▶ Exercise description
The word "DIVISION" may appear in lines of the data below. Say how many lines hold it, giving only the number.

==============================

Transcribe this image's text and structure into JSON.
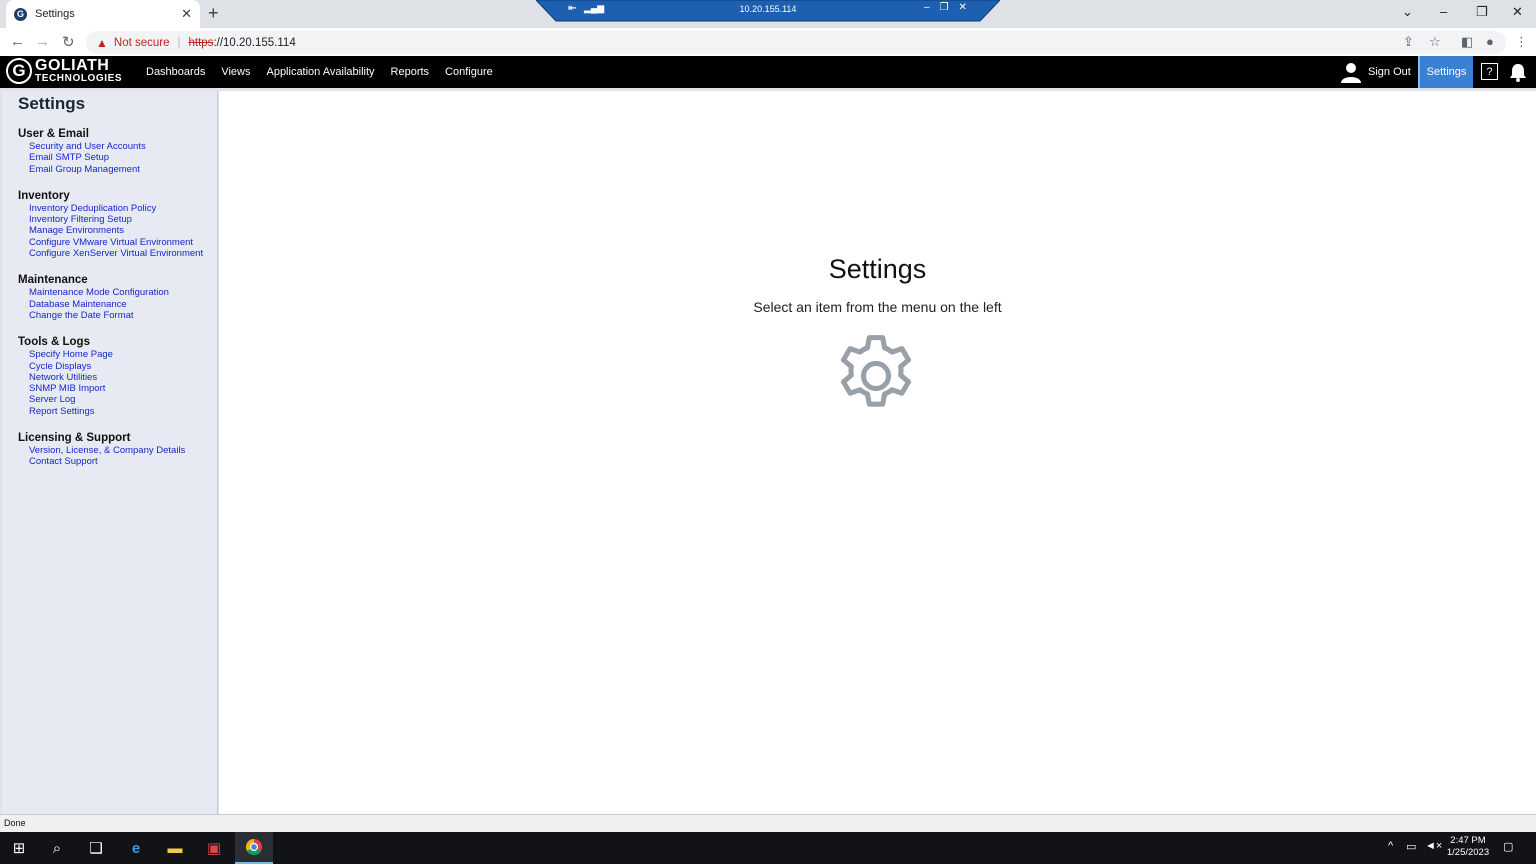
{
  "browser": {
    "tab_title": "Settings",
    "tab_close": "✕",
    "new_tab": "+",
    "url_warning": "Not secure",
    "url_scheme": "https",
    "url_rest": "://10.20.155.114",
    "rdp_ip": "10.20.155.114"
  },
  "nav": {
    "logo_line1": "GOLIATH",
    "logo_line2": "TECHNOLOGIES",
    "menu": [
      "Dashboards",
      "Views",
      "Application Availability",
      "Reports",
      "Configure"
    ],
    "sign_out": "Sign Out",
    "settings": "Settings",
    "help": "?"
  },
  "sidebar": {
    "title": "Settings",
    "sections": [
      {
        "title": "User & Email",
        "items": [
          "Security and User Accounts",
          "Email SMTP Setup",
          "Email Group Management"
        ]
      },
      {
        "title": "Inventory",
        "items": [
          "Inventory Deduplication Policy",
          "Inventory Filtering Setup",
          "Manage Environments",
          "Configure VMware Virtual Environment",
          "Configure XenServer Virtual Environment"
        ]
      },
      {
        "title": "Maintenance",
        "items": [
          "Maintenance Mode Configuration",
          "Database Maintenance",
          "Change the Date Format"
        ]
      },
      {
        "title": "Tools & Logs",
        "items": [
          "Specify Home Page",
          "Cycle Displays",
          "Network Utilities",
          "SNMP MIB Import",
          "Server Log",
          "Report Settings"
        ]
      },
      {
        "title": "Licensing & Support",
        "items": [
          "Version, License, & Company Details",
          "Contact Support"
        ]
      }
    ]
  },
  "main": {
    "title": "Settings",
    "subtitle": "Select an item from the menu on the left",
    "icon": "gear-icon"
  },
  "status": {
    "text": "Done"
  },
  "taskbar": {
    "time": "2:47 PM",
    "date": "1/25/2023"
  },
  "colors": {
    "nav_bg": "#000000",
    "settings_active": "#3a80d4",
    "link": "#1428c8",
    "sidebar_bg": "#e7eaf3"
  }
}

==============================

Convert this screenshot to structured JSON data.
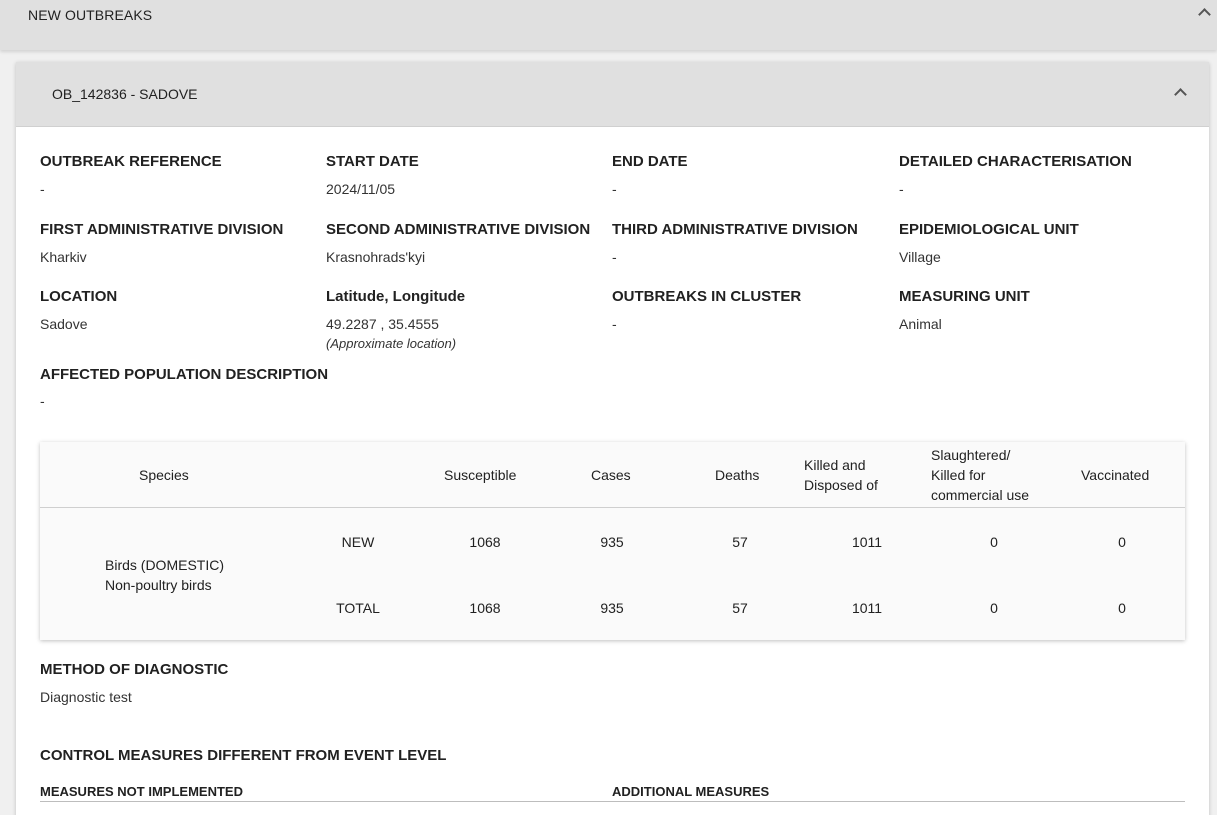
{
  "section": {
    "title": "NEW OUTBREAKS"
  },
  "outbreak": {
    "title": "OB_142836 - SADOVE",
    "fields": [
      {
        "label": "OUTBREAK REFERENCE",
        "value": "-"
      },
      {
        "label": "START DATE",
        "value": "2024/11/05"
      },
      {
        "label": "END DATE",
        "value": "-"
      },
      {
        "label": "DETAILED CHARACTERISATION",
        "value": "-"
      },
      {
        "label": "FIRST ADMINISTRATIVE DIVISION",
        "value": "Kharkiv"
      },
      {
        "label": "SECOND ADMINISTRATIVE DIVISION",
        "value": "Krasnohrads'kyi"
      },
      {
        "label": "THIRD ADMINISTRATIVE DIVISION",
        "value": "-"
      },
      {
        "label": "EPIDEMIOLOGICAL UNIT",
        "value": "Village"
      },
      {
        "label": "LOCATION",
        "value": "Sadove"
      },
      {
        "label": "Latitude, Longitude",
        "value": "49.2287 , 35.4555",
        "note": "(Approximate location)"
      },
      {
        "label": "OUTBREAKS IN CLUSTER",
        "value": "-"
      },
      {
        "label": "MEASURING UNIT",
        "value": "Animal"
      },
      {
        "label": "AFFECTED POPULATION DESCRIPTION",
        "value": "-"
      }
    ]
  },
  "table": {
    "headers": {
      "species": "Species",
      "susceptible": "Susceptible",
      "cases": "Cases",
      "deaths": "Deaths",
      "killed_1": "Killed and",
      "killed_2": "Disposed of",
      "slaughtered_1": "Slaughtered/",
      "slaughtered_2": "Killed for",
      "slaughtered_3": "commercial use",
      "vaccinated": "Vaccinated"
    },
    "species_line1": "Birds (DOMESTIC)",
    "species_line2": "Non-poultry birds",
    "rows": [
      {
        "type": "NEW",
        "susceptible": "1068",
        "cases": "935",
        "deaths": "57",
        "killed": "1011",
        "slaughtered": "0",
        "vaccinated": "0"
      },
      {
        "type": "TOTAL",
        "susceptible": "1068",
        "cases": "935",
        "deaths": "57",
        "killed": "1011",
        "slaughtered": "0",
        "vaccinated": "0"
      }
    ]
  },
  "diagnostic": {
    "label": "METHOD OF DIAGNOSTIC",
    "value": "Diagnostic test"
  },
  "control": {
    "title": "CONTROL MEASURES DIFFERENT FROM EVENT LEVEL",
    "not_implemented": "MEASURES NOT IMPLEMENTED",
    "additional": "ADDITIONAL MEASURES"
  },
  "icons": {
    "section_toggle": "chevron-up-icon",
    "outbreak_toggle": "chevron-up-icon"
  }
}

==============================

▶ Task solution
3